“Presenting financials and other numbers so people will understand you.” That’s the subtitle of “Painting with Numbers,” a book by my client, Randy Bolten, that’s just out from Wiley. It’s getting enthusiastic reviews from sources as diverse as academics, bankers, politicians, and IT professionals, and its initial sales are gratifyingly strong.
From the book’s introduction: “This book is not about numbers. This book is about presenting numbers, and doing it clearly, concisely, elegantly, and, most of all, effectively.” And it successfully conveys its message in practical, take-it-home-and-put-it-to-work terms.

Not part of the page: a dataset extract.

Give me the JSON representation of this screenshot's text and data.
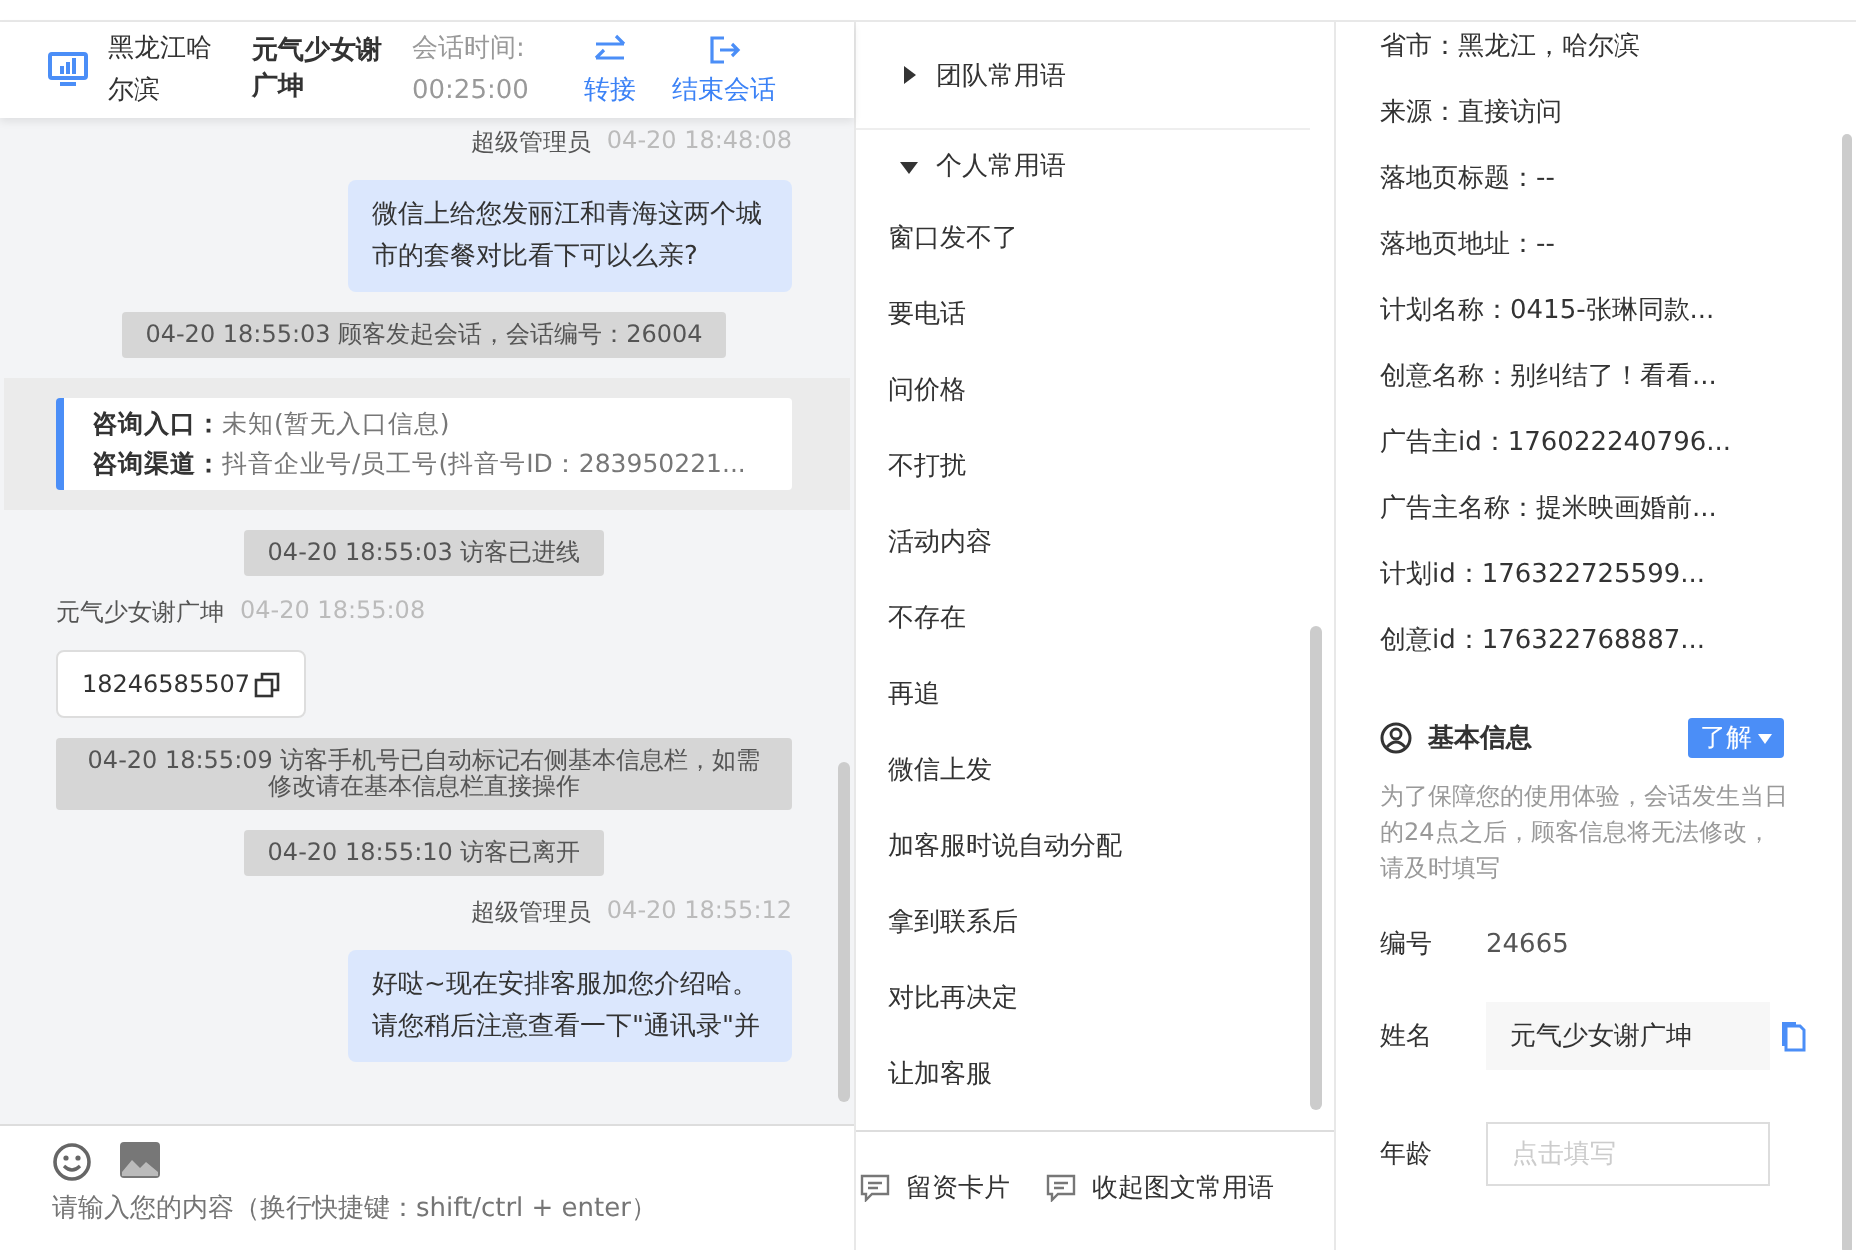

Bolten served as chief financial officer of several Silicon Valley firms and learned his skills “in the trenches.” He endured numerous presentations that left him scratching his head and wondering, “What was that person trying to say?” Determined to never do that himself, and to help others do better, he began to record and organize his insights regarding good and bad communication behavior in the numerical context.
This is a “how-to” book in the very best sense of the term. You can read it cover-to-cover and learn a great deal from it; you can also flip it open anywhere and gain helpful tips for the presentation you’re supposed to give in the next 10 minutes.
If you are an aspiring author, here are some key learning points you can model from Randy:
- The focus of the book is his unique expertise, organized and articulated in bite-size chunks for easy consumption.
- He invested time in learning what others have to say on the topic, and cites items of interest that can help his readers.
- He micro-managed the book design process. Specifically, he knew that his spreadsheet examples would have to look like screen-captures, not like a gussied-up artist’s version of spreadsheets, if readers were to feel, “I can do that!”
- His writing demonstrates his awareness that his reader is unlikely to feel excited and enthusiastic about his topic, to begin with. So he makes excellent use of humor and beautiful layout to engage the reader and drive home the power and utility of learning the skills he so eloquently presents.
He went with a major publisher, although we had considered self-publishing. Here are some reasons:
- He didn’t want to undertake the work of creating a business to produce and market the book.
- He was able to network his way to an appropriate editor, without an agent.
- The implied imprimatur of a major publisher was meaningful to him.
- Maximizing his profit was not his major goal.
I’m very proud of Randy, who has become my close friend from what began as a coaching relationship. Check out the book!